= What is needed =
Go through the entries below and copy each line that holds the word "Save".

= Dataset entries =
==*==
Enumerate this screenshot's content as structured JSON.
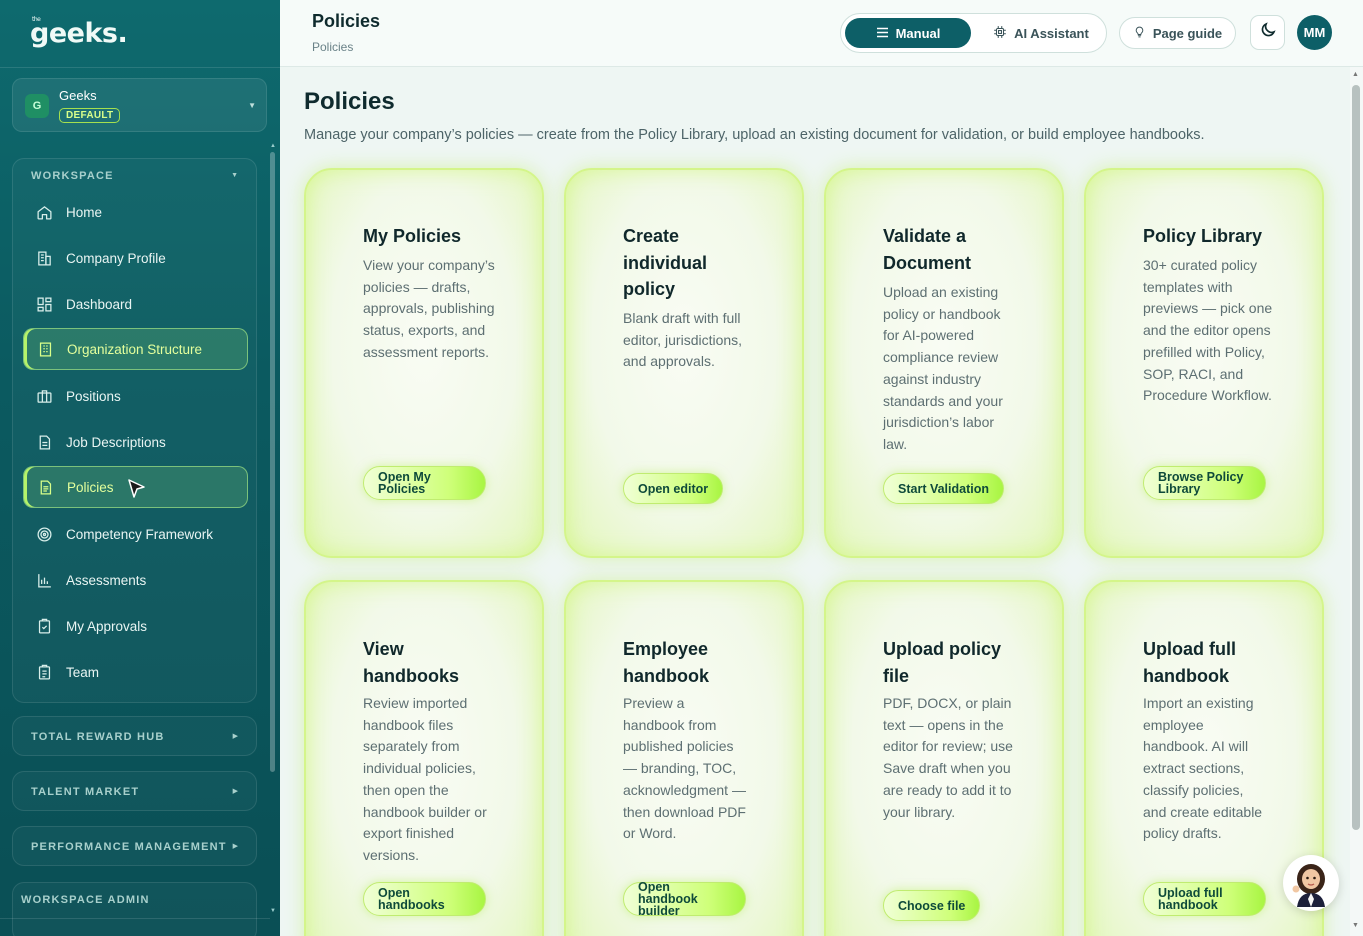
{
  "brand": {
    "logo_small": "the",
    "logo": "geeks."
  },
  "org": {
    "initial": "G",
    "name": "Geeks",
    "badge": "DEFAULT"
  },
  "sidebar": {
    "workspace_label": "WORKSPACE",
    "items": [
      {
        "label": "Home",
        "icon": "home-icon"
      },
      {
        "label": "Company Profile",
        "icon": "building-icon"
      },
      {
        "label": "Dashboard",
        "icon": "grid-icon"
      },
      {
        "label": "Organization Structure",
        "icon": "org-building-icon"
      },
      {
        "label": "Positions",
        "icon": "briefcase-icon"
      },
      {
        "label": "Job Descriptions",
        "icon": "document-icon"
      },
      {
        "label": "Policies",
        "icon": "policy-document-icon"
      },
      {
        "label": "Competency Framework",
        "icon": "target-icon"
      },
      {
        "label": "Assessments",
        "icon": "bar-chart-icon"
      },
      {
        "label": "My Approvals",
        "icon": "clipboard-check-icon"
      },
      {
        "label": "Team",
        "icon": "clipboard-icon"
      }
    ],
    "groups": [
      "TOTAL REWARD HUB",
      "TALENT MARKET",
      "PERFORMANCE MANAGEMENT",
      "WORKSPACE ADMIN"
    ]
  },
  "topbar": {
    "title": "Policies",
    "breadcrumb": "Policies",
    "manual_label": "Manual",
    "ai_label": "AI Assistant",
    "guide_label": "Page guide",
    "user_initials": "MM"
  },
  "page": {
    "title": "Policies",
    "description": "Manage your company’s policies — create from the Policy Library, upload an existing document for validation, or build employee handbooks."
  },
  "cards": [
    {
      "title": "My Policies",
      "desc": "View your company’s policies — drafts, approvals, publishing status, exports, and assessment reports.",
      "button": "Open My Policies"
    },
    {
      "title": "Create individual policy",
      "desc": "Blank draft with full editor, jurisdictions, and approvals.",
      "button": "Open editor"
    },
    {
      "title": "Validate a Document",
      "desc": "Upload an existing policy or handbook for AI-powered compliance review against industry standards and your jurisdiction’s labor law.",
      "button": "Start Validation"
    },
    {
      "title": "Policy Library",
      "desc": "30+ curated policy templates with previews — pick one and the editor opens prefilled with Policy, SOP, RACI, and Procedure Workflow.",
      "button": "Browse Policy Library"
    },
    {
      "title": "View handbooks",
      "desc": "Review imported handbook files separately from individual policies, then open the handbook builder or export finished versions.",
      "button": "Open handbooks"
    },
    {
      "title": "Employee handbook",
      "desc": "Preview a handbook from published policies — branding, TOC, acknowledgment — then download PDF or Word.",
      "button": "Open handbook builder"
    },
    {
      "title": "Upload policy file",
      "desc": "PDF, DOCX, or plain text — opens in the editor for review; use Save draft when you are ready to add it to your library.",
      "button": "Choose file"
    },
    {
      "title": "Upload full handbook",
      "desc": "Import an existing employee handbook. AI will extract sections, classify policies, and create editable policy drafts.",
      "button": "Upload full handbook"
    }
  ]
}
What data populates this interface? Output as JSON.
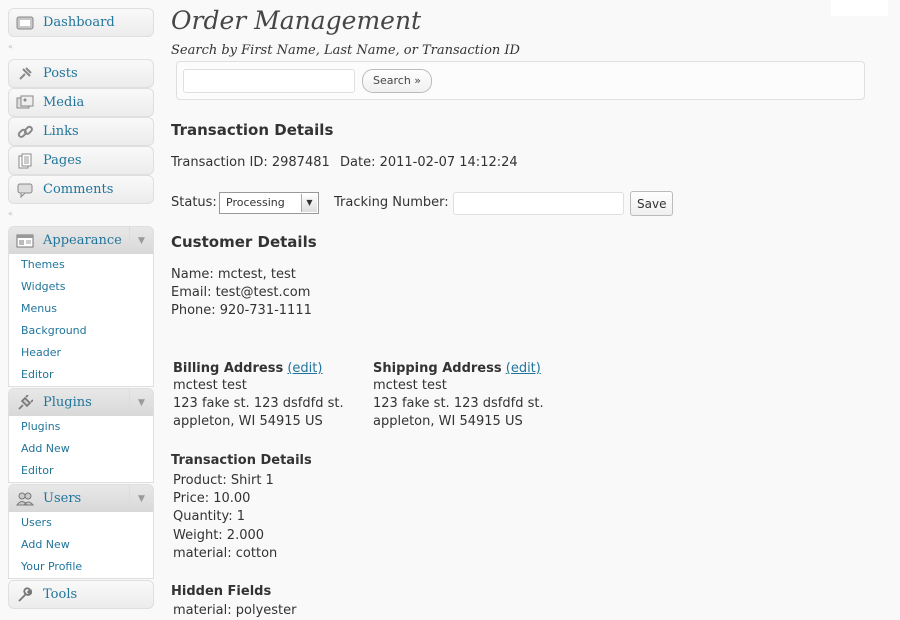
{
  "sidebar": {
    "dashboard": "Dashboard",
    "posts": "Posts",
    "media": "Media",
    "links": "Links",
    "pages": "Pages",
    "comments": "Comments",
    "appearance": {
      "label": "Appearance",
      "items": [
        "Themes",
        "Widgets",
        "Menus",
        "Background",
        "Header",
        "Editor"
      ]
    },
    "plugins": {
      "label": "Plugins",
      "items": [
        "Plugins",
        "Add New",
        "Editor"
      ]
    },
    "users": {
      "label": "Users",
      "items": [
        "Users",
        "Add New",
        "Your Profile"
      ]
    },
    "tools": "Tools"
  },
  "page": {
    "title": "Order Management",
    "search_hint": "Search by First Name, Last Name, or Transaction ID",
    "search_value": "",
    "search_button": "Search »"
  },
  "transaction": {
    "heading": "Transaction Details",
    "id_line": "Transaction ID: 2987481",
    "date_line": "Date: 2011-02-07 14:12:24",
    "status_label": "Status:",
    "status_value": "Processing",
    "tracking_label": "Tracking Number:",
    "tracking_value": "",
    "save_button": "Save"
  },
  "customer": {
    "heading": "Customer Details",
    "name": "Name: mctest, test",
    "email": "Email: test@test.com",
    "phone": "Phone: 920-731-1111"
  },
  "billing": {
    "heading": "Billing Address",
    "edit": "(edit)",
    "lines": [
      "mctest test",
      "123 fake st. 123 dsfdfd st.",
      "appleton, WI 54915 US"
    ]
  },
  "shipping": {
    "heading": "Shipping Address",
    "edit": "(edit)",
    "lines": [
      "mctest test",
      "123 fake st. 123 dsfdfd st.",
      "appleton, WI 54915 US"
    ]
  },
  "details": {
    "heading": "Transaction Details",
    "lines": [
      "Product: Shirt 1",
      "Price: 10.00",
      "Quantity: 1",
      "Weight: 2.000",
      "material: cotton"
    ]
  },
  "hidden": {
    "heading": "Hidden Fields",
    "lines": [
      "material: polyester"
    ]
  }
}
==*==
= Answer space =
      "desc": "PDF, DOCX, or plain text — opens in the editor for review; use Save draft when you are ready to add it to your library.",
    "save_button": "Save"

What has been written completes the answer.